Task directions -
In this exercise, every entry is to be copied exactly.
==== Supplied material
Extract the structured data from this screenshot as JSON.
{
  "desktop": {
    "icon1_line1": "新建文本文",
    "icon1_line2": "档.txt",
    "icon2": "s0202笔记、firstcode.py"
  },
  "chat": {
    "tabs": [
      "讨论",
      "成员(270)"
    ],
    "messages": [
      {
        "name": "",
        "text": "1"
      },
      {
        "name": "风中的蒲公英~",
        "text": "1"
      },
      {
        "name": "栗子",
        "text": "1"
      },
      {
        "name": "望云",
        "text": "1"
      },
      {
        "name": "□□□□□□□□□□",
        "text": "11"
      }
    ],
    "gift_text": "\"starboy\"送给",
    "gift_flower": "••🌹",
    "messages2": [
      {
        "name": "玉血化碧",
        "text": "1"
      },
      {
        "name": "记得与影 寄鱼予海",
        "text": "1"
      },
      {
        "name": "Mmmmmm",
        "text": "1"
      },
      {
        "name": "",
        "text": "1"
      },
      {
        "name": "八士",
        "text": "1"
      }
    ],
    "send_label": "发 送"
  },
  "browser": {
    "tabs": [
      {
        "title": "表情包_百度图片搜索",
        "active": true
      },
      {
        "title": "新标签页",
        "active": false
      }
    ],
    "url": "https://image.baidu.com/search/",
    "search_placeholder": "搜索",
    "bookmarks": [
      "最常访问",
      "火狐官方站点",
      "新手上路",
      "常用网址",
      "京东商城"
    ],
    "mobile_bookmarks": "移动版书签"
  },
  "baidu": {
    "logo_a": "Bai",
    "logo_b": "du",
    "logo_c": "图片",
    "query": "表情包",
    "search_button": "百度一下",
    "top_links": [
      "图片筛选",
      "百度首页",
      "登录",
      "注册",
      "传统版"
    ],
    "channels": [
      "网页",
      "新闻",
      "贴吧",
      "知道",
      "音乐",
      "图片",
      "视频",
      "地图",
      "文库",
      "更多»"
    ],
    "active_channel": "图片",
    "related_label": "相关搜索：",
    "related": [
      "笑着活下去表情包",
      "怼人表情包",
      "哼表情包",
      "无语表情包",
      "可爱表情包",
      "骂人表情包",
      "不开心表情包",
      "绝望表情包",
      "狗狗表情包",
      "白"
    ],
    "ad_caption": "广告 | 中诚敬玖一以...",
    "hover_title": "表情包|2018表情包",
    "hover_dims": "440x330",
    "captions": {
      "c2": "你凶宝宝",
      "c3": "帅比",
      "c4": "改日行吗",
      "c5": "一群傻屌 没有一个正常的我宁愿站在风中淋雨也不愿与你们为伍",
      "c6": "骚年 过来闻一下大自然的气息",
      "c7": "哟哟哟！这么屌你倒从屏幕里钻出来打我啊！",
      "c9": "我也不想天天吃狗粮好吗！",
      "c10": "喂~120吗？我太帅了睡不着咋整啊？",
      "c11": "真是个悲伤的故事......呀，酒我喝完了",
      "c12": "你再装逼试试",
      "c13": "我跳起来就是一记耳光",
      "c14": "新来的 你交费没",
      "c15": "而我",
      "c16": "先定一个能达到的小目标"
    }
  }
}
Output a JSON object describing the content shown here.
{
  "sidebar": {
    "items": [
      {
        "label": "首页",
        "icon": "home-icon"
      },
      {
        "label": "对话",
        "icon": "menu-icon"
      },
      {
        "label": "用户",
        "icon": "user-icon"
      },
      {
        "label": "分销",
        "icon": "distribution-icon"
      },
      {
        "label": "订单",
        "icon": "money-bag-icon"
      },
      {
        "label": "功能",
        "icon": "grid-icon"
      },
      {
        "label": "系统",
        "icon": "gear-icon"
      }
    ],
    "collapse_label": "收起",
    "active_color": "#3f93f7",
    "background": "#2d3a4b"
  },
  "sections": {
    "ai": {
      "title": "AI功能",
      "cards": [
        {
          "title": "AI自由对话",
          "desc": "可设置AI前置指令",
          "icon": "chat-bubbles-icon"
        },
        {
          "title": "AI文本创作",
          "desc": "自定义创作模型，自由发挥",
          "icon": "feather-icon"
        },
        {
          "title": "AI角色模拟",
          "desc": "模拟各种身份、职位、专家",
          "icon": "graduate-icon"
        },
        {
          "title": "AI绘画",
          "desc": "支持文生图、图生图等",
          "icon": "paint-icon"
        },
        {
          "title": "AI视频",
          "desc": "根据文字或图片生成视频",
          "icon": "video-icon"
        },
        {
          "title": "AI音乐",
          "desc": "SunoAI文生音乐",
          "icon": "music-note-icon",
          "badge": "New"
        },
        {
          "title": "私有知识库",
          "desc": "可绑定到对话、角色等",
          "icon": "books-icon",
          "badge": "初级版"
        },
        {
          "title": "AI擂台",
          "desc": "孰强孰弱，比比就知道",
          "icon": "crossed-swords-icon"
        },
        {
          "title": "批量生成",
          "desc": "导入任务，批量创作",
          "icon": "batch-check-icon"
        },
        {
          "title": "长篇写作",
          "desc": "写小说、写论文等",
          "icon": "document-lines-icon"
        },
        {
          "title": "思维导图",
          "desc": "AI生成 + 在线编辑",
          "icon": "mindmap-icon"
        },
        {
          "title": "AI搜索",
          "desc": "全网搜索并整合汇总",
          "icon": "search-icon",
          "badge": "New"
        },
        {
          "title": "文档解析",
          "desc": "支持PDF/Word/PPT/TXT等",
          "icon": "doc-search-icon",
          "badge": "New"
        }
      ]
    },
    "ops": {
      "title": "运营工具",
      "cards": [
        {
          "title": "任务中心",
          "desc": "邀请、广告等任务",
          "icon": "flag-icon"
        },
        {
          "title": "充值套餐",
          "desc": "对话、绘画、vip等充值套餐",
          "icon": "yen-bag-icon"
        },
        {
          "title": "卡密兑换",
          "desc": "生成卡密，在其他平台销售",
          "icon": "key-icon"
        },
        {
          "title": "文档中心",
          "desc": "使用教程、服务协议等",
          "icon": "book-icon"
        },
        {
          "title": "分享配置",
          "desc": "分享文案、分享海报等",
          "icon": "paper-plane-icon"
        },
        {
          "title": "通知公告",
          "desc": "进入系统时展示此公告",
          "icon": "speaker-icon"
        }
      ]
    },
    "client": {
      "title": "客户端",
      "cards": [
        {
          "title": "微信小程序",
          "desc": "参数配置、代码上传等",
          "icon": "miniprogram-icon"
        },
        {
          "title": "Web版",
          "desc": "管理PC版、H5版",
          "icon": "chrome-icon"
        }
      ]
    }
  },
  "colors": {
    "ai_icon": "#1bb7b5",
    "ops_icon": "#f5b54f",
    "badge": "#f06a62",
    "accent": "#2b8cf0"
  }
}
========
Answer to the problem -
Extract the structured data from this screenshot as JSON.
{
  "desktop": {
    "icon1_line1": "新建文本文",
    "icon1_line2": "档.txt",
    "icon2": "s0202笔记、firstcode.py"
  },
  "chat": {
    "tabs": [
      "讨论",
      "成员(270)"
    ],
    "messages": [
      {
        "name": "",
        "text": "1"
      },
      {
        "name": "风中的蒲公英~",
        "text": "1"
      },
      {
        "name": "栗子",
        "text": "1"
      },
      {
        "name": "望云",
        "text": "1"
      },
      {
        "name": "□□□□□□□□□□",
        "text": "11"
      }
    ],
    "gift_text": "\"starboy\"送给",
    "gift_flower": "••🌹",
    "messages2": [
      {
        "name": "玉血化碧",
        "text": "1"
      },
      {
        "name": "记得与影 寄鱼予海",
        "text": "1"
      },
      {
        "name": "Mmmmmm",
        "text": "1"
      },
      {
        "name": "",
        "text": "1"
      },
      {
        "name": "八士",
        "text": "1"
      }
    ],
    "send_label": "发 送"
  },
  "browser": {
    "tabs": [
      {
        "title": "表情包_百度图片搜索",
        "active": true
      },
      {
        "title": "新标签页",
        "active": false
      }
    ],
    "url": "https://image.baidu.com/search/",
    "search_placeholder": "搜索",
    "bookmarks": [
      "最常访问",
      "火狐官方站点",
      "新手上路",
      "常用网址",
      "京东商城"
    ],
    "mobile_bookmarks": "移动版书签"
  },
  "baidu": {
    "logo_a": "Bai",
    "logo_b": "du",
    "logo_c": "图片",
    "query": "表情包",
    "search_button": "百度一下",
    "top_links": [
      "图片筛选",
      "百度首页",
      "登录",
      "注册",
      "传统版"
    ],
    "channels": [
      "网页",
      "新闻",
      "贴吧",
      "知道",
      "音乐",
      "图片",
      "视频",
      "地图",
      "文库",
      "更多»"
    ],
    "active_channel": "图片",
    "related_label": "相关搜索：",
    "related": [
      "笑着活下去表情包",
      "怼人表情包",
      "哼表情包",
      "无语表情包",
      "可爱表情包",
      "骂人表情包",
      "不开心表情包",
      "绝望表情包",
      "狗狗表情包",
      "白"
    ],
    "ad_caption": "广告 | 中诚敬玖一以...",
    "hover_title": "表情包|2018表情包",
    "hover_dims": "440x330",
    "captions": {
      "c2": "你凶宝宝",
      "c3": "帅比",
      "c4": "改日行吗",
      "c5": "一群傻屌 没有一个正常的我宁愿站在风中淋雨也不愿与你们为伍",
      "c6": "骚年 过来闻一下大自然的气息",
      "c7": "哟哟哟！这么屌你倒从屏幕里钻出来打我啊！",
      "c9": "我也不想天天吃狗粮好吗！",
      "c10": "喂~120吗？我太帅了睡不着咋整啊？",
      "c11": "真是个悲伤的故事......呀，酒我喝完了",
      "c12": "你再装逼试试",
      "c13": "我跳起来就是一记耳光",
      "c14": "新来的 你交费没",
      "c15": "而我",
      "c16": "先定一个能达到的小目标"
    }
  }
}
Output a JSON object describing the content shown here.
{
  "sidebar": {
    "items": [
      {
        "label": "首页",
        "icon": "home-icon"
      },
      {
        "label": "对话",
        "icon": "menu-icon"
      },
      {
        "label": "用户",
        "icon": "user-icon"
      },
      {
        "label": "分销",
        "icon": "distribution-icon"
      },
      {
        "label": "订单",
        "icon": "money-bag-icon"
      },
      {
        "label": "功能",
        "icon": "grid-icon"
      },
      {
        "label": "系统",
        "icon": "gear-icon"
      }
    ],
    "collapse_label": "收起",
    "active_color": "#3f93f7",
    "background": "#2d3a4b"
  },
  "sections": {
    "ai": {
      "title": "AI功能",
      "cards": [
        {
          "title": "AI自由对话",
          "desc": "可设置AI前置指令",
          "icon": "chat-bubbles-icon"
        },
        {
          "title": "AI文本创作",
          "desc": "自定义创作模型，自由发挥",
          "icon": "feather-icon"
        },
        {
          "title": "AI角色模拟",
          "desc": "模拟各种身份、职位、专家",
          "icon": "graduate-icon"
        },
        {
          "title": "AI绘画",
          "desc": "支持文生图、图生图等",
          "icon": "paint-icon"
        },
        {
          "title": "AI视频",
          "desc": "根据文字或图片生成视频",
          "icon": "video-icon"
        },
        {
          "title": "AI音乐",
          "desc": "SunoAI文生音乐",
          "icon": "music-note-icon",
          "badge": "New"
        },
        {
          "title": "私有知识库",
          "desc": "可绑定到对话、角色等",
          "icon": "books-icon",
          "badge": "初级版"
        },
        {
          "title": "AI擂台",
          "desc": "孰强孰弱，比比就知道",
          "icon": "crossed-swords-icon"
        },
        {
          "title": "批量生成",
          "desc": "导入任务，批量创作",
          "icon": "batch-check-icon"
        },
        {
          "title": "长篇写作",
          "desc": "写小说、写论文等",
          "icon": "document-lines-icon"
        },
        {
          "title": "思维导图",
          "desc": "AI生成 + 在线编辑",
          "icon": "mindmap-icon"
        },
        {
          "title": "AI搜索",
          "desc": "全网搜索并整合汇总",
          "icon": "search-icon",
          "badge": "New"
        },
        {
          "title": "文档解析",
          "desc": "支持PDF/Word/PPT/TXT等",
          "icon": "doc-search-icon",
          "badge": "New"
        }
      ]
    },
    "ops": {
      "title": "运营工具",
      "cards": [
        {
          "title": "任务中心",
          "desc": "邀请、广告等任务",
          "icon": "flag-icon"
        },
        {
          "title": "充值套餐",
          "desc": "对话、绘画、vip等充值套餐",
          "icon": "yen-bag-icon"
        },
        {
          "title": "卡密兑换",
          "desc": "生成卡密，在其他平台销售",
          "icon": "key-icon"
        },
        {
          "title": "文档中心",
          "desc": "使用教程、服务协议等",
          "icon": "book-icon"
        },
        {
          "title": "分享配置",
          "desc": "分享文案、分享海报等",
          "icon": "paper-plane-icon"
        },
        {
          "title": "通知公告",
          "desc": "进入系统时展示此公告",
          "icon": "speaker-icon"
        }
      ]
    },
    "client": {
      "title": "客户端",
      "cards": [
        {
          "title": "微信小程序",
          "desc": "参数配置、代码上传等",
          "icon": "miniprogram-icon"
        },
        {
          "title": "Web版",
          "desc": "管理PC版、H5版",
          "icon": "chrome-icon"
        }
      ]
    }
  },
  "colors": {
    "ai_icon": "#1bb7b5",
    "ops_icon": "#f5b54f",
    "badge": "#f06a62",
    "accent": "#2b8cf0"
  }
}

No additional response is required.